Lloyds Banking Group has posted a pre-tax profit of £2bn in the third financial quarter, a significant improvement on the same time last year.
The bank – Britain’s largest mortgage lender – reported a profit before tax of £5.9bn for the first nine months of the financial year.
Like its rivals Barclays and HSBC, Lloyds had its results boosted by the release of cash that had been set aside for bad loans last year when the coronavirus pandemic clouded the economic outlook.
In Lloyds’ case, the amount was £84m over the past three months, meaning that a total £740m of the £1.2bn held during the pandemic has now been added back to the balance sheet.
Mortgage lending was up £2.7bn in the quarter and deposits also rose.
The bank said that, due to its strong performance and the improved economic outlook, it was improving its guidance for the year.
Loan impairments are expected to be a net credit for the year, while return on tangible equity – an important measure of profitability – is forecast to be over 10%.
Chief Executive Charlie Nunn, who recently moved over from HSBC, said: “Building on the strengths of the group and its achievements in recent years, there are clearly significant opportunities for Lloyds Banking Group to further develop its platforms and capabilities and grow through disciplined investment, empowering colleagues, enhancing collaboration and increasing agility across the group.”
Mr Nunn said he will be unveiling a new strategic review, but he gave no further details.

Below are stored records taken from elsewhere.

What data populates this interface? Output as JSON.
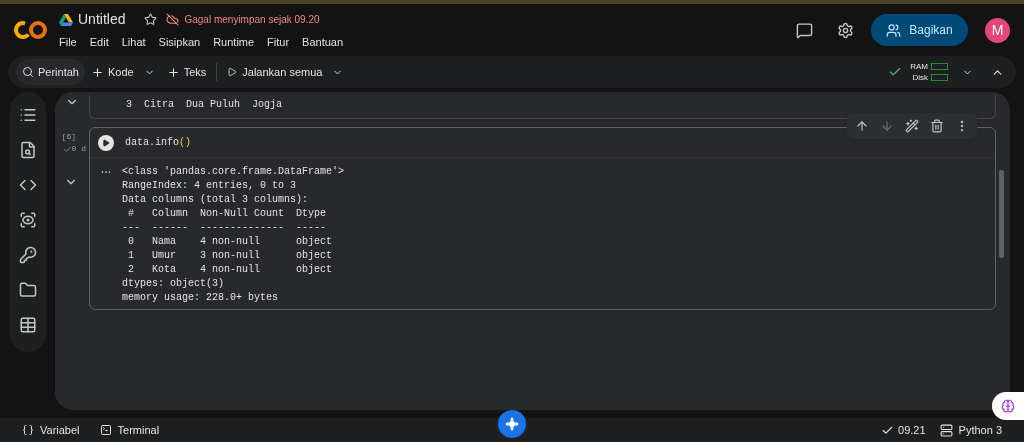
{
  "app": {
    "title": "Untitled",
    "starred": false,
    "save_status": "Gagal menyimpan sejak 09.20"
  },
  "menu": [
    "File",
    "Edit",
    "Lihat",
    "Sisipkan",
    "Runtime",
    "Fitur",
    "Bantuan"
  ],
  "header": {
    "share_button": "Bagikan",
    "avatar": "M"
  },
  "toolbar": {
    "search": "Perintah",
    "add_code": "Kode",
    "add_text": "Teks",
    "run_all": "Jalankan semua",
    "connected": true,
    "ram_label": "RAM",
    "disk_label": "Disk"
  },
  "cells": [
    {
      "kind": "output_tail",
      "output_lines": [
        "3  Citra  Dua Puluh  Jogja"
      ]
    },
    {
      "kind": "code",
      "execution_count": "[6]",
      "status": "0 d",
      "succeeded": true,
      "code_tokens": [
        {
          "kind": "plain",
          "text": "data.info"
        },
        {
          "kind": "paren",
          "text": "()"
        }
      ],
      "output_lines": [
        "<class 'pandas.core.frame.DataFrame'>",
        "RangeIndex: 4 entries, 0 to 3",
        "Data columns (total 3 columns):",
        " #   Column  Non-Null Count  Dtype ",
        "---  ------  --------------  ----- ",
        " 0   Nama    4 non-null      object",
        " 1   Umur    3 non-null      object",
        " 2   Kota    4 non-null      object",
        "dtypes: object(3)",
        "memory usage: 228.0+ bytes"
      ]
    }
  ],
  "status_bar": {
    "variables": "Variabel",
    "terminal": "Terminal",
    "last_run": "09.21",
    "runtime": "Python 3"
  }
}
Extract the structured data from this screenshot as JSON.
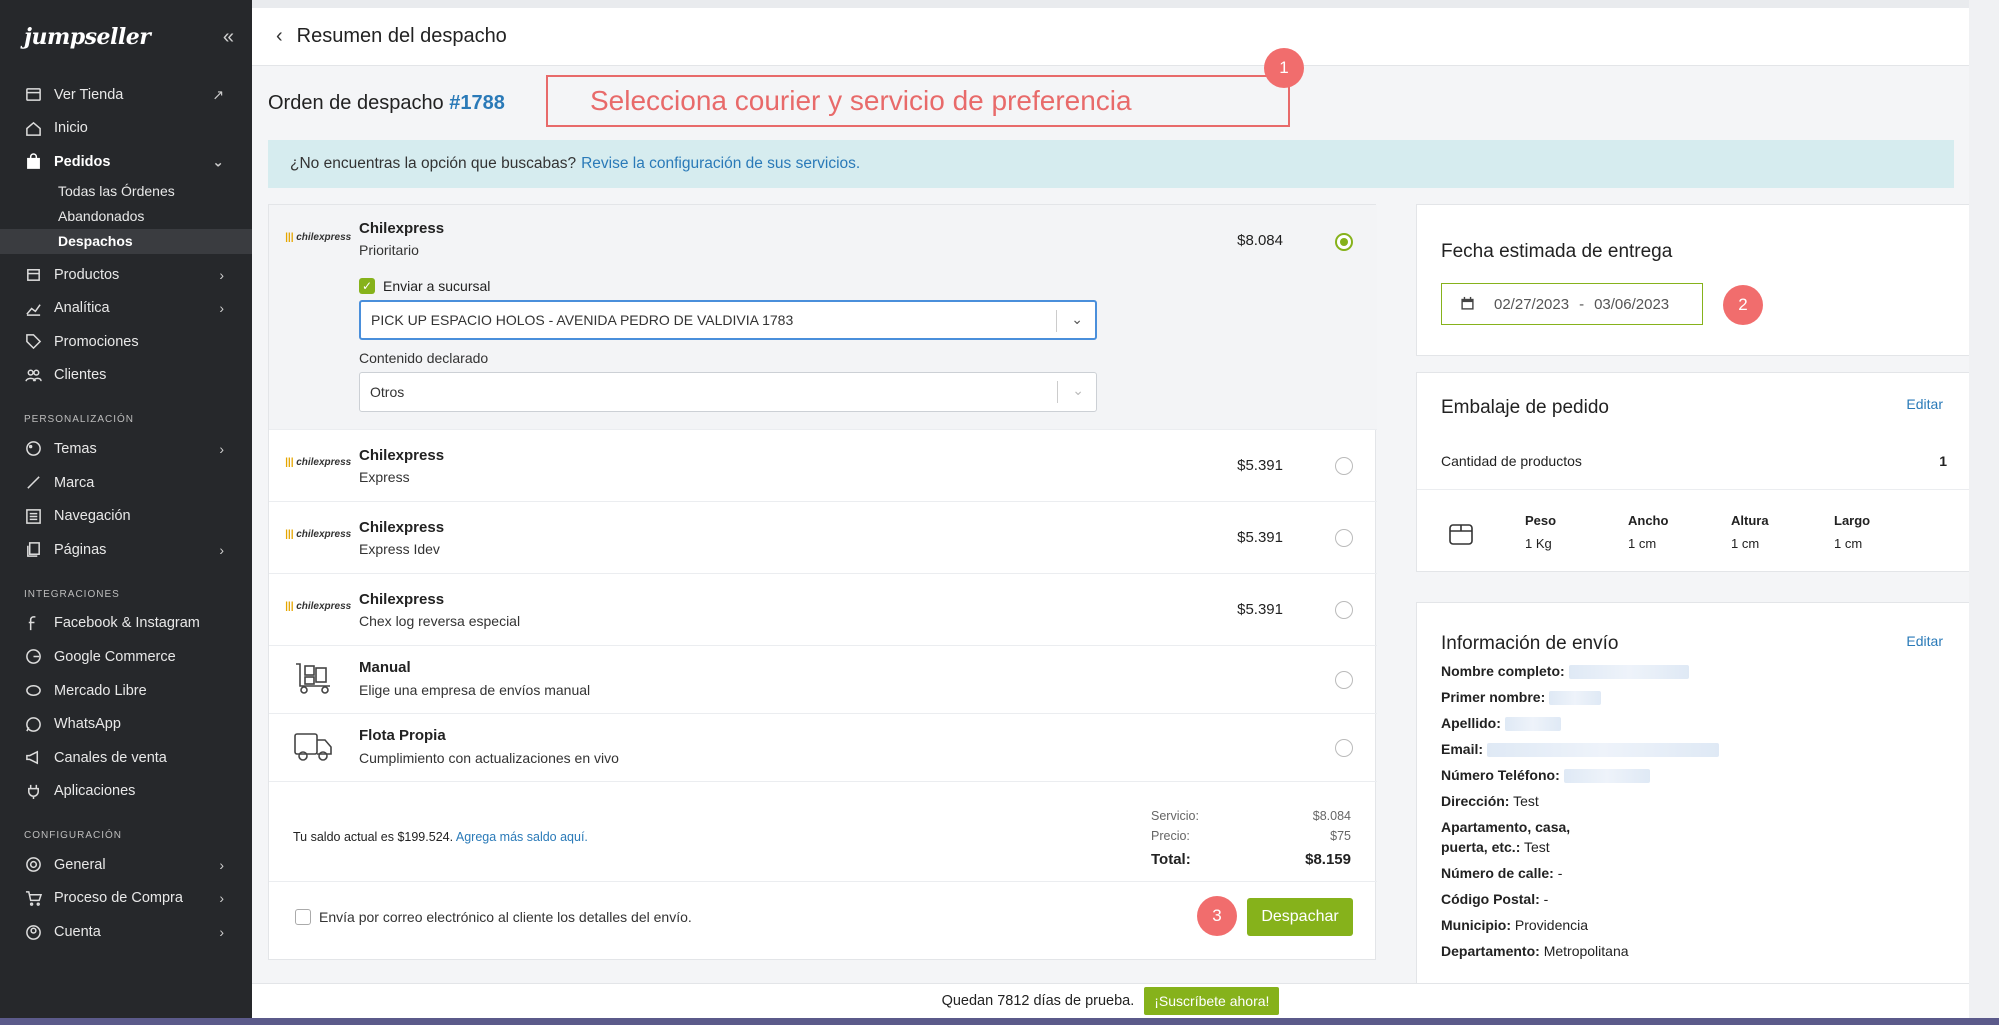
{
  "sidebar": {
    "logo": "jumpseller",
    "nav": {
      "ver_tienda": "Ver Tienda",
      "inicio": "Inicio",
      "pedidos": "Pedidos",
      "pedidos_sub": [
        "Todas las Órdenes",
        "Abandonados",
        "Despachos"
      ],
      "productos": "Productos",
      "analitica": "Analítica",
      "promociones": "Promociones",
      "clientes": "Clientes",
      "section_personalizacion": "PERSONALIZACIÓN",
      "temas": "Temas",
      "marca": "Marca",
      "navegacion": "Navegación",
      "paginas": "Páginas",
      "section_integraciones": "INTEGRACIONES",
      "facebook": "Facebook & Instagram",
      "google": "Google Commerce",
      "mercado": "Mercado Libre",
      "whatsapp": "WhatsApp",
      "canales": "Canales de venta",
      "aplicaciones": "Aplicaciones",
      "section_configuracion": "CONFIGURACIÓN",
      "general": "General",
      "proceso": "Proceso de Compra",
      "cuenta": "Cuenta"
    }
  },
  "header": {
    "title": "Resumen del despacho"
  },
  "order": {
    "label": "Orden de despacho",
    "number": "#1788"
  },
  "annotations": {
    "box_text": "Selecciona courier y servicio de preferencia",
    "badge1": "1",
    "badge2": "2",
    "badge3": "3"
  },
  "info": {
    "text": "¿No encuentras la opción que buscabas?",
    "link": "Revise la configuración de sus servicios."
  },
  "options": [
    {
      "logo": "chilexpress",
      "name": "Chilexpress",
      "service": "Prioritario",
      "price": "$8.084",
      "selected": true
    },
    {
      "logo": "chilexpress",
      "name": "Chilexpress",
      "service": "Express",
      "price": "$5.391",
      "selected": false
    },
    {
      "logo": "chilexpress",
      "name": "Chilexpress",
      "service": "Express Idev",
      "price": "$5.391",
      "selected": false
    },
    {
      "logo": "chilexpress",
      "name": "Chilexpress",
      "service": "Chex log reversa especial",
      "price": "$5.391",
      "selected": false
    },
    {
      "icon": "dolly-icon",
      "name": "Manual",
      "service": "Elige una empresa de envíos manual",
      "selected": false
    },
    {
      "icon": "truck-icon",
      "name": "Flota Propia",
      "service": "Cumplimiento con actualizaciones en vivo",
      "selected": false
    }
  ],
  "selected_details": {
    "checkbox_label": "Enviar a sucursal",
    "branch_value": "PICK UP ESPACIO HOLOS - AVENIDA PEDRO DE VALDIVIA 1783",
    "content_label": "Contenido declarado",
    "content_value": "Otros"
  },
  "balance": {
    "text": "Tu saldo actual es $199.524.",
    "link": "Agrega más saldo aquí."
  },
  "totals": {
    "servicio_label": "Servicio:",
    "servicio": "$8.084",
    "precio_label": "Precio:",
    "precio": "$75",
    "total_label": "Total:",
    "total": "$8.159"
  },
  "footer": {
    "email_label": "Envía por correo electrónico al cliente los detalles del envío.",
    "dispatch": "Despachar"
  },
  "delivery": {
    "title": "Fecha estimada de entrega",
    "from": "02/27/2023",
    "sep": "-",
    "to": "03/06/2023"
  },
  "packaging": {
    "title": "Embalaje de pedido",
    "edit": "Editar",
    "qty_label": "Cantidad de productos",
    "qty": "1",
    "dims": [
      {
        "label": "Peso",
        "value": "1 Kg"
      },
      {
        "label": "Ancho",
        "value": "1 cm"
      },
      {
        "label": "Altura",
        "value": "1 cm"
      },
      {
        "label": "Largo",
        "value": "1 cm"
      }
    ]
  },
  "shipping": {
    "title": "Información de envío",
    "edit": "Editar",
    "nombre_completo": "Nombre completo:",
    "primer_nombre": "Primer nombre:",
    "apellido": "Apellido:",
    "email": "Email:",
    "telefono": "Número Teléfono:",
    "direccion_label": "Dirección:",
    "direccion": "Test",
    "apartamento_label": "Apartamento, casa,",
    "apartamento_label2": "puerta, etc.:",
    "apartamento": "Test",
    "calle_label": "Número de calle:",
    "calle": "-",
    "postal_label": "Código Postal:",
    "postal": "-",
    "municipio_label": "Municipio:",
    "municipio": "Providencia",
    "departamento_label": "Departamento:",
    "departamento": "Metropolitana"
  },
  "trial": {
    "text": "Quedan 7812 días de prueba.",
    "cta": "¡Suscríbete ahora!"
  }
}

Earlier this month, the bank axed 48 branches in England and Wales in response to growing use of online banking.